[Records provided]

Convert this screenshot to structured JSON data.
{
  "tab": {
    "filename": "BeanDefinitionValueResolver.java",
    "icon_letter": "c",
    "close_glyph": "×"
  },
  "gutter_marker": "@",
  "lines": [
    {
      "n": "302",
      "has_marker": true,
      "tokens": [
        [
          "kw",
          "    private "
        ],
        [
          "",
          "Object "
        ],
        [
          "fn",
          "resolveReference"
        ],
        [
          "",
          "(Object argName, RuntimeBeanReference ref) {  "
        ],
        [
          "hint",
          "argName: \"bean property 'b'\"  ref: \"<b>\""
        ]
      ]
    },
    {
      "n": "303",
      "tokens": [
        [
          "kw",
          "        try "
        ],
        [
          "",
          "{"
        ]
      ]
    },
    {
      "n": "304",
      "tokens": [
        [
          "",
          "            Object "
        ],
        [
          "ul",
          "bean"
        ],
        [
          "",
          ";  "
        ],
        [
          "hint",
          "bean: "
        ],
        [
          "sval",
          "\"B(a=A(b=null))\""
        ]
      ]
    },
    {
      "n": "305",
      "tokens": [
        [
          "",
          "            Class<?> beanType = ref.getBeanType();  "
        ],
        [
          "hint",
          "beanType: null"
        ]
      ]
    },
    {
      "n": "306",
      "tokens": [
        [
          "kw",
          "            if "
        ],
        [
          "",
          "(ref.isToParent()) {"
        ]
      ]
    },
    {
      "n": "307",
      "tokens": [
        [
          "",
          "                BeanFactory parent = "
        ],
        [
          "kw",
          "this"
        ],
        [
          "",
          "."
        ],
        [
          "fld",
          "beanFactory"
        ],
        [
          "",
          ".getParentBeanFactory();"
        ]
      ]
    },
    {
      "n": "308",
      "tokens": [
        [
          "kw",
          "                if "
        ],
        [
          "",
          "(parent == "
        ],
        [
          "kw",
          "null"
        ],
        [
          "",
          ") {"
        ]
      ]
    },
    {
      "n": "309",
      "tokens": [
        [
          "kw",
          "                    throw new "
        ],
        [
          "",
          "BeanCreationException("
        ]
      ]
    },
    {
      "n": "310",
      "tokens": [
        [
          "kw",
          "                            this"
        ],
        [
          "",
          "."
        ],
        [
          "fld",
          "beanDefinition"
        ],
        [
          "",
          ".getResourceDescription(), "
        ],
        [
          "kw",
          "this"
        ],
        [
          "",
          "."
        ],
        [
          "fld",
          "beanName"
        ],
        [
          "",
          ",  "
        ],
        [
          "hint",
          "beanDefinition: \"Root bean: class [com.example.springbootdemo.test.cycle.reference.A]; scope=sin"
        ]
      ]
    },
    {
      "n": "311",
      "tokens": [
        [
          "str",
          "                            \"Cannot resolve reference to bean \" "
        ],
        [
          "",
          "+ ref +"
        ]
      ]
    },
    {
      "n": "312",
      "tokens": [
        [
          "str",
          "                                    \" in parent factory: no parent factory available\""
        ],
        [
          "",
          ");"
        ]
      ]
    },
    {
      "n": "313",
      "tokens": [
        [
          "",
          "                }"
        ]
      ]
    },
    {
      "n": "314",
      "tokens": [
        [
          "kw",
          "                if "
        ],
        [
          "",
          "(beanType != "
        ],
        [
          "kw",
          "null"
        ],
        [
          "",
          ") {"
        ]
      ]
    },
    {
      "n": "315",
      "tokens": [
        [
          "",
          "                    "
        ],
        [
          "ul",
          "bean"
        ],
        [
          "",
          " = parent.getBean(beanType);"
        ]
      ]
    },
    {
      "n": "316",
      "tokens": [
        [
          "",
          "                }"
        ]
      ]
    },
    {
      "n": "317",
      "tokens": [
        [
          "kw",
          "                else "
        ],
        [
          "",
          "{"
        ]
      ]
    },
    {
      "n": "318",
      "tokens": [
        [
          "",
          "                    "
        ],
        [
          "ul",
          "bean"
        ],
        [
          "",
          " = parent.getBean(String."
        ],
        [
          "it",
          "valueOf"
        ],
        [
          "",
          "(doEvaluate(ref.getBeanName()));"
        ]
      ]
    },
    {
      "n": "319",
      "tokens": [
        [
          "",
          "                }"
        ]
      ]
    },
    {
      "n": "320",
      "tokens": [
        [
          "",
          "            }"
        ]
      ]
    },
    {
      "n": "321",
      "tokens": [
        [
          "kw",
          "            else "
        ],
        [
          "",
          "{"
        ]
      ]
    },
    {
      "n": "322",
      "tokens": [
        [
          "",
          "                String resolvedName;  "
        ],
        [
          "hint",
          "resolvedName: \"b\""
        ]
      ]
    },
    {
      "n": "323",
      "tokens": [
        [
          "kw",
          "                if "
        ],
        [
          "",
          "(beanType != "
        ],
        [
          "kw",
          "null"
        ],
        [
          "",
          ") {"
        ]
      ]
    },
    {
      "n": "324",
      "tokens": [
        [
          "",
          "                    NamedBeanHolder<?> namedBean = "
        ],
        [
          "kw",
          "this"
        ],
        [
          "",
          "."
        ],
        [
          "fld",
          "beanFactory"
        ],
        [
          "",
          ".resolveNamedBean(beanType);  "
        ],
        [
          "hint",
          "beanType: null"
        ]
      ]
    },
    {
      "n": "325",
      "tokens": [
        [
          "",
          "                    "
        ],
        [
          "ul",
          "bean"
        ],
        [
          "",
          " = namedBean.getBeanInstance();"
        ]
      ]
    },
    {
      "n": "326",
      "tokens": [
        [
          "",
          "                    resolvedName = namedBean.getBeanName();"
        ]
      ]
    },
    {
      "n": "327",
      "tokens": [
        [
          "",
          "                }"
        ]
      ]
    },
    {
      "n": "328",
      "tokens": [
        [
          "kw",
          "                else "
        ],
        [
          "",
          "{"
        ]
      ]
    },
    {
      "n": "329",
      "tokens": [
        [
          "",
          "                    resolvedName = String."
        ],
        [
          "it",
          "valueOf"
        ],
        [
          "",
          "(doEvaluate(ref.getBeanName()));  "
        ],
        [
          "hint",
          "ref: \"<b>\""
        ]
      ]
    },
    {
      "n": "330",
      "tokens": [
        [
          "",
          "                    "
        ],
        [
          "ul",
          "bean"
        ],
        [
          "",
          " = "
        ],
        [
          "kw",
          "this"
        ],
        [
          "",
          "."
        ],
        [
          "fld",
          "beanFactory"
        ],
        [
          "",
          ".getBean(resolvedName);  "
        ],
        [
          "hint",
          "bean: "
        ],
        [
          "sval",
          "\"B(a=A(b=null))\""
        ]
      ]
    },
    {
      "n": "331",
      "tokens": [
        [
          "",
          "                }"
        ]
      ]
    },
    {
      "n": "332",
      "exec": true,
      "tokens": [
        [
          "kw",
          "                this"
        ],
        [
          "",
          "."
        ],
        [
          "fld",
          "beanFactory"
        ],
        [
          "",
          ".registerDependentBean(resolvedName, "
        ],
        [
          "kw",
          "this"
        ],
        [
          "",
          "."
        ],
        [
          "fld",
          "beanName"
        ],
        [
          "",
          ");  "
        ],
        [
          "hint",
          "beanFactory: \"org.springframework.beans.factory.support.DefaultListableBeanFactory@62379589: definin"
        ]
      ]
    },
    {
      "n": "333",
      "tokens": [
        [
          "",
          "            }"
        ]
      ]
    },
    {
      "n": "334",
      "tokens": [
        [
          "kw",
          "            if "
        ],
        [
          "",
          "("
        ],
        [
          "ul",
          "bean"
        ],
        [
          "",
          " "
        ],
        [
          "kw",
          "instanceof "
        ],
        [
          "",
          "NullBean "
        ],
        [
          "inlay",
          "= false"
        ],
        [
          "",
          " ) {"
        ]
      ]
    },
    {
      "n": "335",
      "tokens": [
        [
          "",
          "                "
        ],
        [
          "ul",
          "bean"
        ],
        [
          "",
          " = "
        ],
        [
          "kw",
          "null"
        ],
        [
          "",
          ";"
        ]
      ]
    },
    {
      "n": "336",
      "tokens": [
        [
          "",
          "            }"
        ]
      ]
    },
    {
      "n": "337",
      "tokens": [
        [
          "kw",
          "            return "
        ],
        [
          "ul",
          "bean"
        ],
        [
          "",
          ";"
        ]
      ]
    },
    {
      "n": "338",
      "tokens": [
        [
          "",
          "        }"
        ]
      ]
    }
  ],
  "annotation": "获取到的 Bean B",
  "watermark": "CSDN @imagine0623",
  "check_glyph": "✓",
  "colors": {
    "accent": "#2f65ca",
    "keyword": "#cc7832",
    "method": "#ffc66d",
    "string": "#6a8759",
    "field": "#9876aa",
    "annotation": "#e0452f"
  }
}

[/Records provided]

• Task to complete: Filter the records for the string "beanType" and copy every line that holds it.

• Exercise result:
          "            Class<?> beanType = ref.getBeanType();  "
          "beanType: null"
          "(beanType != "
          " = parent.getBean(beanType);"
          "(beanType != "
          ".resolveNamedBean(beanType);  "
          "beanType: null"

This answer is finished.